That's normal standard from Mikrotik when they are faced with a problem to resolve
That is not true at all! We have always reacted to issues quickly, all the previous vulnerabilities have been fixed within hours or days time.
Even in this case, we did reproduce and acknowledge the issue. In this case though, the cause is very low level and is not simple to fix. The person who submitted it, has given a publication date. We have therefore a target date before which the issue must be fixed. In fact, most CVE reports have a release date set, before which the software company can fix the issue. The date has not yet come to pass.
You've had close to a year to work on a fix...
The matter way reported to you last year but from what I am seeing, you did not do much about it and it's only since the threat of Mikrotik being "outed" on a live stream that can be seen around the world, that you are doing something about it.
What if some kid who can't get a date on a Saturday night figures this out by himself and starts letting his or her script loose before 9 April, "just because they can" ?
This is a very serious issue that needs to be addressed as a matter of urgency.
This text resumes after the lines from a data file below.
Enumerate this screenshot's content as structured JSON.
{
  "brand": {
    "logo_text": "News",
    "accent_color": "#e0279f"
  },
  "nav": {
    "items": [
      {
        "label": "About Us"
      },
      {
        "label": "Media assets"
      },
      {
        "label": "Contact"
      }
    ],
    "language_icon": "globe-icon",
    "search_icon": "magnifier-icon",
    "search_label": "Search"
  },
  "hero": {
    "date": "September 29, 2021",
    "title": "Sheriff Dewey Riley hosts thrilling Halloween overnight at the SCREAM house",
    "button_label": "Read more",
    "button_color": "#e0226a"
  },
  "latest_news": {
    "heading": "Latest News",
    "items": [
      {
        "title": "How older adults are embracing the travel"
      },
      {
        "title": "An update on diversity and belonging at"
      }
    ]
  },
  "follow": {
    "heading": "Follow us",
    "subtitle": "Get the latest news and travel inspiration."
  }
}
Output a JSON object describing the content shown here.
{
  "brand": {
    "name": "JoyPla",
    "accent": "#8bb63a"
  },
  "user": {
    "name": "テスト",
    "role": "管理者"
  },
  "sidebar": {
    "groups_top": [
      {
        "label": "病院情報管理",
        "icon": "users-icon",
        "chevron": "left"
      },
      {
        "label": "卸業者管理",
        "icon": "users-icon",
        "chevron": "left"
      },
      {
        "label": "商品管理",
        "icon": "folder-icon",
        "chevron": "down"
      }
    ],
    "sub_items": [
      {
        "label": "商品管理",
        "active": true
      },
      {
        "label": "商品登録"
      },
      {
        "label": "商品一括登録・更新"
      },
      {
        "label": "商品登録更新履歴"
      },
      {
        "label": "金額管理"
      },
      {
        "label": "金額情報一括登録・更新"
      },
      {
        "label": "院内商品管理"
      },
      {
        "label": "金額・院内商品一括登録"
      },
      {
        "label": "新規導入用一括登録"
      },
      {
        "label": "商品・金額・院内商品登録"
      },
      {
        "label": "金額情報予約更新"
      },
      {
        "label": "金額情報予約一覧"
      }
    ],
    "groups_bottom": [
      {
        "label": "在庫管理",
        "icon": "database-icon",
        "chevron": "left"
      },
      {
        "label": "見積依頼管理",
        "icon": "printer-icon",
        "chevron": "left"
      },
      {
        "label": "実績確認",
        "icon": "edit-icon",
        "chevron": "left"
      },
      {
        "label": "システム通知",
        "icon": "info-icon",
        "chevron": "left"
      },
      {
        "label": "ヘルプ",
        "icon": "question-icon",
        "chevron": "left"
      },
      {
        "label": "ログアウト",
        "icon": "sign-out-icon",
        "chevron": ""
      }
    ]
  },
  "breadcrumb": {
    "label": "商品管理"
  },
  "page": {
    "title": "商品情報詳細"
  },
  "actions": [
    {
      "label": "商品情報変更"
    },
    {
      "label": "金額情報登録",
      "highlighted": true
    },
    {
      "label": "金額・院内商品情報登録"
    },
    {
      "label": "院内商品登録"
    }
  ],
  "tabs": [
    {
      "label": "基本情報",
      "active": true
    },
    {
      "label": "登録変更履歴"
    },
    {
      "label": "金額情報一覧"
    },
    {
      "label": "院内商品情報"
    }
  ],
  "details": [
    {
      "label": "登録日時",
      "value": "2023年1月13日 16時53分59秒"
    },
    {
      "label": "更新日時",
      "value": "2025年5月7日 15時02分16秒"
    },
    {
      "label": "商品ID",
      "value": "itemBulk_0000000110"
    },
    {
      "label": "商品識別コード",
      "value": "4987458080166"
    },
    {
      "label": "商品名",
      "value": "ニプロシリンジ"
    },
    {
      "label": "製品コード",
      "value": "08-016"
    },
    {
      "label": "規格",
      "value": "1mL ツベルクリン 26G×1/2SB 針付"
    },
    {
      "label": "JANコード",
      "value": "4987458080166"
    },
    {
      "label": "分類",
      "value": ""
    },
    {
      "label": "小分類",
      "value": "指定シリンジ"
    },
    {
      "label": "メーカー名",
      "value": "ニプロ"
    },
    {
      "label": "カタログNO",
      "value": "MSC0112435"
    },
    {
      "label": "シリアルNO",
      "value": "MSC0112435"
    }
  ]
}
There are ISPs out there with tens of thousands of routers that need to be patched. It takes us between a week and 10 days to roll a RouterOS update out over our network. We have less than 10,000 customers. How is a company with 50,000 hAPs in the field going to do this within the time frame?
On 2 April I have two choices:
Either roll out a patch, or
/sy package print
/sy package disble ipv6
I run what could very well be the largest IPv6 network in South Africa. Disabling IPv6 would be very unfortunate. We're already not using Mikrotik for new wireless installationsd. It would be sad if we also stopped using Mikrotik for routing.